** Task goal **
Please report every line in the entries that contains the string "JSON".
-- Task material follows --
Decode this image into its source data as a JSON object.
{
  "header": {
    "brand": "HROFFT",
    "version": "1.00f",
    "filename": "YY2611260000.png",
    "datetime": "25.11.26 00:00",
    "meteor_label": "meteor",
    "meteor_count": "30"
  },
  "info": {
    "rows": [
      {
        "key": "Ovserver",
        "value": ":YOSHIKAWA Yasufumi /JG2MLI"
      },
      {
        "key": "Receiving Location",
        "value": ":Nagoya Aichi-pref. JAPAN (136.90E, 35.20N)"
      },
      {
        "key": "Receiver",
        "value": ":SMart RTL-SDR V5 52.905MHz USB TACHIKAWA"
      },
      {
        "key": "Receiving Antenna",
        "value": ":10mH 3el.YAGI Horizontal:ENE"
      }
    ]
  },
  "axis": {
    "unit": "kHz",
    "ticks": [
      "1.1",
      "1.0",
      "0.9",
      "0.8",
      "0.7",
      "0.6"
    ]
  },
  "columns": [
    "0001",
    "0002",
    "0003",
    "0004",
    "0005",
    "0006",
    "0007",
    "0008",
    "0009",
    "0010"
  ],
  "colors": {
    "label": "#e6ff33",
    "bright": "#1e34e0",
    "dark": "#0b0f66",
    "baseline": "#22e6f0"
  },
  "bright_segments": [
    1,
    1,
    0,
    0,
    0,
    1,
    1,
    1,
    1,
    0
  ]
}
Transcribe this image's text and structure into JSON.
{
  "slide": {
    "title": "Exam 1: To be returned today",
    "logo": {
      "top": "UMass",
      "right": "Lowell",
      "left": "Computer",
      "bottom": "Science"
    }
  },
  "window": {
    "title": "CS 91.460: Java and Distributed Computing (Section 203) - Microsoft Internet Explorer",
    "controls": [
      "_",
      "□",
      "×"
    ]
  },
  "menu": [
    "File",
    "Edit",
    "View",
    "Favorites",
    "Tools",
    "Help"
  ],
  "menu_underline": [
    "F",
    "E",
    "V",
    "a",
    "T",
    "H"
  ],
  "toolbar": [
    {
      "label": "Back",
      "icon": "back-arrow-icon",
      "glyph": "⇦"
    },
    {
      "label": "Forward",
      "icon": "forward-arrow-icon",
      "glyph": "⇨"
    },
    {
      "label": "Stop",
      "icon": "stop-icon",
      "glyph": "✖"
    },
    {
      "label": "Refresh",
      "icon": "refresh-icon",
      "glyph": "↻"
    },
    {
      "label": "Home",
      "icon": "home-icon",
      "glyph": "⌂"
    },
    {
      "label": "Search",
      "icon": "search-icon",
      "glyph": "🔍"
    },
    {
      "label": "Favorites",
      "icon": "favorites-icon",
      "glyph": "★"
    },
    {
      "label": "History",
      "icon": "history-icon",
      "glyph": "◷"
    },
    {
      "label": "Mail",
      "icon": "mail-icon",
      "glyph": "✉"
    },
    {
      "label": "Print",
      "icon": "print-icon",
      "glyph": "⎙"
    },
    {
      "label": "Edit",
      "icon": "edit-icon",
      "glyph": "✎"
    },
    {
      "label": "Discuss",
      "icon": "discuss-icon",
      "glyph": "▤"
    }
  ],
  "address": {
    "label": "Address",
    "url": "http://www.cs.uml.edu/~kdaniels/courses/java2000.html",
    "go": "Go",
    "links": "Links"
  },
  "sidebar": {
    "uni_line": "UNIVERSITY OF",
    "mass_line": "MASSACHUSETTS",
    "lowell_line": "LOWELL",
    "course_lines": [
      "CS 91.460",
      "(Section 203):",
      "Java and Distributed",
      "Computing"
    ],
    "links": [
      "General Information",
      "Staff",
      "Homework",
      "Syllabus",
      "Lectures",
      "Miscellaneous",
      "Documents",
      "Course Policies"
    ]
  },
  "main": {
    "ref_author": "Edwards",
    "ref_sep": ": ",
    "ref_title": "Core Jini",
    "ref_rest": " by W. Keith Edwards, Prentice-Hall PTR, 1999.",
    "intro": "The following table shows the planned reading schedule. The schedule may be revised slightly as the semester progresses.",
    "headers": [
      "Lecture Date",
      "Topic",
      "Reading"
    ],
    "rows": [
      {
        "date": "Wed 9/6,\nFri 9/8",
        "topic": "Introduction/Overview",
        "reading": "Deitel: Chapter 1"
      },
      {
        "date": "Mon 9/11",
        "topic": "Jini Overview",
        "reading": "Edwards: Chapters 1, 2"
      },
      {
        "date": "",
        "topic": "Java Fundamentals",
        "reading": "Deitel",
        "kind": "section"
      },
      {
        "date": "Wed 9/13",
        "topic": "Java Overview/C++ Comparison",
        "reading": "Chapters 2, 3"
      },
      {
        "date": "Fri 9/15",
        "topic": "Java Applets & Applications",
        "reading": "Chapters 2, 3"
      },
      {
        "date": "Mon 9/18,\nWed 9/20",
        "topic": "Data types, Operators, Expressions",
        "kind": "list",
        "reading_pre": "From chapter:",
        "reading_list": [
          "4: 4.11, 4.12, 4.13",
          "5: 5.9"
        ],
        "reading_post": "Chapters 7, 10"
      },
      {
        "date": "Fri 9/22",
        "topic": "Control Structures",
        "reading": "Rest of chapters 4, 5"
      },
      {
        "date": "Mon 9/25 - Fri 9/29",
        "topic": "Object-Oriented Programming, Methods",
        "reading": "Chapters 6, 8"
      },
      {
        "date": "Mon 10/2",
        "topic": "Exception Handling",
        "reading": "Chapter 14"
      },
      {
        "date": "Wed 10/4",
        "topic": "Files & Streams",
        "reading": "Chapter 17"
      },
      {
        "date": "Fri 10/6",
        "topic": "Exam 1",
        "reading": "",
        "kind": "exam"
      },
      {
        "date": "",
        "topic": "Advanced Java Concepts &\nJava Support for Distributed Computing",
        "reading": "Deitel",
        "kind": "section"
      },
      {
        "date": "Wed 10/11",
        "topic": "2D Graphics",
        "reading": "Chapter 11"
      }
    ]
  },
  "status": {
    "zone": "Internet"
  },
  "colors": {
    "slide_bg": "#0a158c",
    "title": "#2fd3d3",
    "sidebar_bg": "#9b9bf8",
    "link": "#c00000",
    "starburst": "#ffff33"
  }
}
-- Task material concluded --
** Expected answer **
Decode this image into its source data as a JSON object.
Transcribe this image's text and structure into JSON.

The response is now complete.